[The records]
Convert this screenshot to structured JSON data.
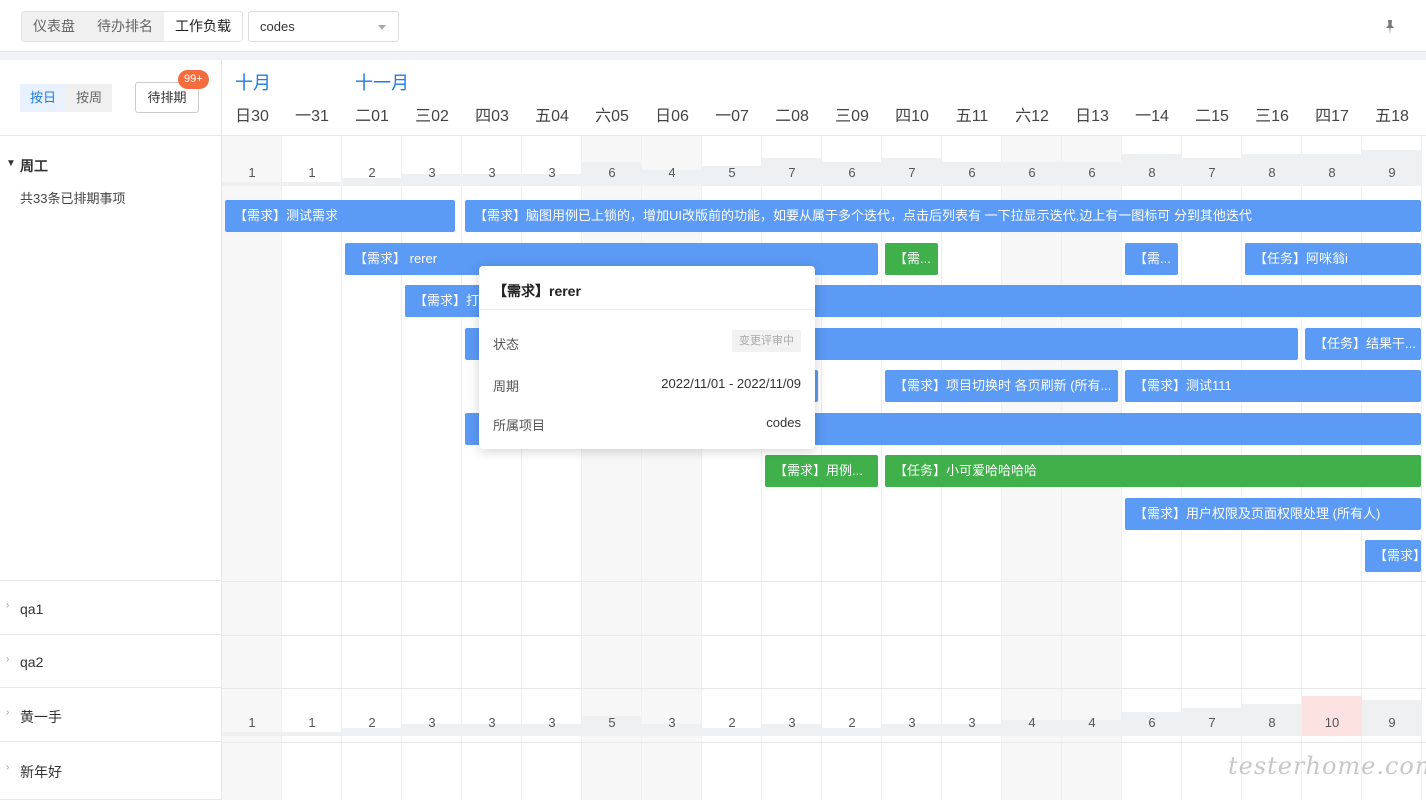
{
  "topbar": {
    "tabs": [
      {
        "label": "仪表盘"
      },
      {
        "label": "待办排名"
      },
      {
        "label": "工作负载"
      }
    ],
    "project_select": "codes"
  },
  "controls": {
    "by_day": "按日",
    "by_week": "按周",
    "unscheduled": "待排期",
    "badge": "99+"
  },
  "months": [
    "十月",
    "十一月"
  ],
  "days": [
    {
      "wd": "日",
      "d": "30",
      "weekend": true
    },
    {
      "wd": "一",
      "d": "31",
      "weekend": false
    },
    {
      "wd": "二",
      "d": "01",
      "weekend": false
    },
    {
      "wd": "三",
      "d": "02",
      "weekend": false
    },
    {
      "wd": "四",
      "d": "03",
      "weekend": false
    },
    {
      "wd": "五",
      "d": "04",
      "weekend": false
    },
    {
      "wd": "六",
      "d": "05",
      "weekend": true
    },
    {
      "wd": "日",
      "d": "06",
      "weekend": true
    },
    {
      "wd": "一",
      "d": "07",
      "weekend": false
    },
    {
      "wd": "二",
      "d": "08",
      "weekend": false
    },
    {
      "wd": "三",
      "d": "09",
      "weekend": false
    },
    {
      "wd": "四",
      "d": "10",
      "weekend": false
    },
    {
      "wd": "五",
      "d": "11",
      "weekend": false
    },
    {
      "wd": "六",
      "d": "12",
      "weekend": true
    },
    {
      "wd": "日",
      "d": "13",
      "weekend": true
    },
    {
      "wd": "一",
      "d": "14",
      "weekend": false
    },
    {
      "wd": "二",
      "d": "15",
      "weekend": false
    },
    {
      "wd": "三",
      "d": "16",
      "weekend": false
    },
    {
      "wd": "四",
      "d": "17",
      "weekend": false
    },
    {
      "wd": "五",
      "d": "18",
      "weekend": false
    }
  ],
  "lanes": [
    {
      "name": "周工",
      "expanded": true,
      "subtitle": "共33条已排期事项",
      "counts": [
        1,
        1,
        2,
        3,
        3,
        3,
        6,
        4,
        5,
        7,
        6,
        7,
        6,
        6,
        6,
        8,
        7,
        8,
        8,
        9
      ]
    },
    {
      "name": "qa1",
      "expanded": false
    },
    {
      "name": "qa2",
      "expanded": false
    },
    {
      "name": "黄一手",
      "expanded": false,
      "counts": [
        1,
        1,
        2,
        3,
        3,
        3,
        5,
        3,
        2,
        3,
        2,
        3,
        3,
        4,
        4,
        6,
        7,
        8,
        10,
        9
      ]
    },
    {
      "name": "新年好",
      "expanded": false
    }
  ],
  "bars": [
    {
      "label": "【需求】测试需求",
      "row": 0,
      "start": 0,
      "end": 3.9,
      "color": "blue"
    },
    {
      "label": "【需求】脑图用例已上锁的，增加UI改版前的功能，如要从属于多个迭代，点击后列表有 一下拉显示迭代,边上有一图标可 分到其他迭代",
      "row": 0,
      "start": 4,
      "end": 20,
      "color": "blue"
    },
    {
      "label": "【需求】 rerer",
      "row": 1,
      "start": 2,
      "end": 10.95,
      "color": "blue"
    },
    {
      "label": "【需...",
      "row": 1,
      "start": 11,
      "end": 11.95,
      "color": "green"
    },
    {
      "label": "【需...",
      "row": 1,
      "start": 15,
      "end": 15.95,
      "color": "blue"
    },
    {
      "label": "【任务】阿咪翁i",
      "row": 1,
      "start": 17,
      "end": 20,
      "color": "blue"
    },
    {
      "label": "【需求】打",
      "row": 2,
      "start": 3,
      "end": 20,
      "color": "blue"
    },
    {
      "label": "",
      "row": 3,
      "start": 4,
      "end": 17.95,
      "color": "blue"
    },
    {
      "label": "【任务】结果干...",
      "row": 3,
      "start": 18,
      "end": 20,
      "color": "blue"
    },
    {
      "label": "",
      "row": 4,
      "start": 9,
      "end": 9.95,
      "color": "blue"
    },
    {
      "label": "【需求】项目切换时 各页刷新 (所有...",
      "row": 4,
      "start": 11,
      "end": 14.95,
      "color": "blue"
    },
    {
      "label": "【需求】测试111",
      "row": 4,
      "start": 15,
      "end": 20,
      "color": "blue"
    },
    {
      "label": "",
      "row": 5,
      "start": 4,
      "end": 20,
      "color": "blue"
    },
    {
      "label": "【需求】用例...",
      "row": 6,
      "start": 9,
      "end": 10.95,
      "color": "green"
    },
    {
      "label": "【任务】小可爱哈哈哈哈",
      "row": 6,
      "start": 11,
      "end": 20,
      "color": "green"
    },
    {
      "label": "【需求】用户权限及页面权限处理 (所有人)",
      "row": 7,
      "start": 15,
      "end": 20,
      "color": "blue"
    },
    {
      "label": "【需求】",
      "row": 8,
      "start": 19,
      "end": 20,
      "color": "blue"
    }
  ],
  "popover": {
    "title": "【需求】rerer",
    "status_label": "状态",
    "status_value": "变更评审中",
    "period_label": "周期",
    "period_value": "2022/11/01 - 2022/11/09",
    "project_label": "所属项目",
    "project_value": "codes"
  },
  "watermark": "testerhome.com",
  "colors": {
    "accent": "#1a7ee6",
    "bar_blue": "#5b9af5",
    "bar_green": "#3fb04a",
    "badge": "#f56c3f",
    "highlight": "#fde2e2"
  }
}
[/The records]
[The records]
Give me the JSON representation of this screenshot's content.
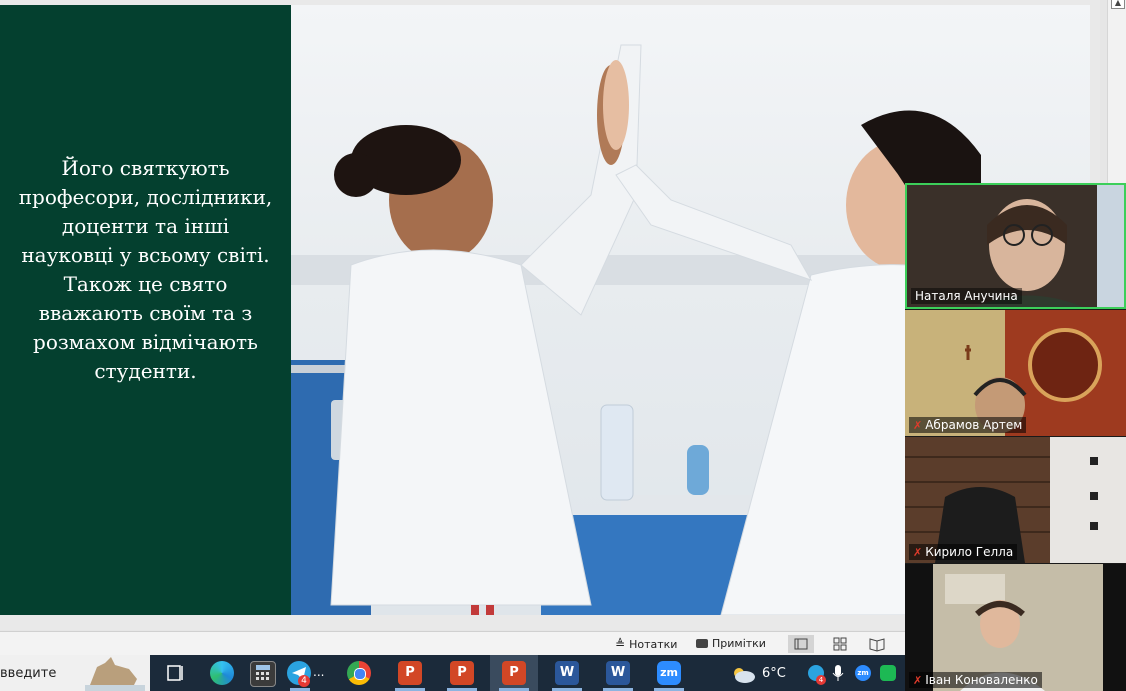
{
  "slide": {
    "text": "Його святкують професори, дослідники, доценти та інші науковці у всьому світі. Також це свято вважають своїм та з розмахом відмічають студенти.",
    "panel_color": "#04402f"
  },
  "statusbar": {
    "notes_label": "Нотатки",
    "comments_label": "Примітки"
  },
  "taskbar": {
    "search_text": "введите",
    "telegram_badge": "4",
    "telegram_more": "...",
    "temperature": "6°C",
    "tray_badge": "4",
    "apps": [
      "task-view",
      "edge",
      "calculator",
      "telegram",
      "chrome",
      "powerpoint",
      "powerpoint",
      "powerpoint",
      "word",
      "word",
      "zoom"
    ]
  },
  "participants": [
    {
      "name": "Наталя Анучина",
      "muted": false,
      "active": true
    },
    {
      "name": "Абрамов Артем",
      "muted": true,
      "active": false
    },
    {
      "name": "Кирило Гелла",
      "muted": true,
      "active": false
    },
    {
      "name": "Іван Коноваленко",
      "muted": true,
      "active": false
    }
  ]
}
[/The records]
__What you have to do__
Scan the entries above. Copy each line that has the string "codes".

__Written solution__
    "project_select": "codes"
    "project_value": "codes"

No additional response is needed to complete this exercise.